> [Task instructions] Say how many lines in the entries below mention "true", with no other words.

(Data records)
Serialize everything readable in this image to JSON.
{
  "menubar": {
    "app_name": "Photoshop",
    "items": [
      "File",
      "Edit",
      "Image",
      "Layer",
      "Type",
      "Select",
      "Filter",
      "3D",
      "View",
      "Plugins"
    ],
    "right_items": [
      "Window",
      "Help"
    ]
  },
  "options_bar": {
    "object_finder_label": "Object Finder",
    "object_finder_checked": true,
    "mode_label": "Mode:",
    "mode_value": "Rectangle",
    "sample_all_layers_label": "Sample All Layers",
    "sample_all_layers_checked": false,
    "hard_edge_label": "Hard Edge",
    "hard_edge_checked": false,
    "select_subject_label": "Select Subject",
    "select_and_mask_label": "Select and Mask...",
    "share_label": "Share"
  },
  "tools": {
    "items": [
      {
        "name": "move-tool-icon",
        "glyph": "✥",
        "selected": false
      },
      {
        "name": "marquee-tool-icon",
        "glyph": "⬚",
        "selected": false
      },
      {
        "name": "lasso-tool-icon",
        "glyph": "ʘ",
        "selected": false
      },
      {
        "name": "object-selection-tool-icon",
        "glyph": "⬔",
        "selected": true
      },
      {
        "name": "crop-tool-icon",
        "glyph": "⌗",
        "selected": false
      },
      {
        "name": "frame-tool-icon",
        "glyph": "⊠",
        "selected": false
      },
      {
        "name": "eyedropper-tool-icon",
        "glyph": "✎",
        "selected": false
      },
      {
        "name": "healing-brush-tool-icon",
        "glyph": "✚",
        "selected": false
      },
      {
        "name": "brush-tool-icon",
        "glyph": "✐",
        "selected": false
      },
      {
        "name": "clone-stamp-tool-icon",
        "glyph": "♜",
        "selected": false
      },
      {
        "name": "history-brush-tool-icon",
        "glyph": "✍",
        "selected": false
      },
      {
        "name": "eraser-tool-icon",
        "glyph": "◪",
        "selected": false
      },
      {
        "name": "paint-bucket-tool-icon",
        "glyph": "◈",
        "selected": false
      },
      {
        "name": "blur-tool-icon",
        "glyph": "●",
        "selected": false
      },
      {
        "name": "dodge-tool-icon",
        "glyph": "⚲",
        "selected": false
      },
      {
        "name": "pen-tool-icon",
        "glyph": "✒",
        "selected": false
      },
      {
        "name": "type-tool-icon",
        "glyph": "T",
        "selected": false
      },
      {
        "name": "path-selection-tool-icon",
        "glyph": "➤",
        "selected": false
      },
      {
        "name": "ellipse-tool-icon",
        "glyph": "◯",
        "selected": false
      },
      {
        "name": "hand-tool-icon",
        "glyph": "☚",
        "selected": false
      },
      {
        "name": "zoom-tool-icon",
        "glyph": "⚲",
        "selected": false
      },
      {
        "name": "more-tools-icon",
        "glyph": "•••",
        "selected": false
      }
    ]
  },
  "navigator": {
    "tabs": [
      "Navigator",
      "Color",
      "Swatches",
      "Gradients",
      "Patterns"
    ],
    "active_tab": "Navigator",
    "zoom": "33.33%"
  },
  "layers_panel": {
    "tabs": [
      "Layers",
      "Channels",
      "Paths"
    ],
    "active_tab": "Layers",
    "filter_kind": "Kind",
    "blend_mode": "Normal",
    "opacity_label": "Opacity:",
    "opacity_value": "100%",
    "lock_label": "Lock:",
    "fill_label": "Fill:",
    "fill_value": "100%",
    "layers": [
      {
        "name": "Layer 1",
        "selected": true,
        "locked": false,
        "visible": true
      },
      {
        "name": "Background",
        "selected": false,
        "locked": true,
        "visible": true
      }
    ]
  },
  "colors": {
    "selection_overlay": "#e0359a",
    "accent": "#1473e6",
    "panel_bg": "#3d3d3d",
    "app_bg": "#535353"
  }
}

> [Exercise response] 6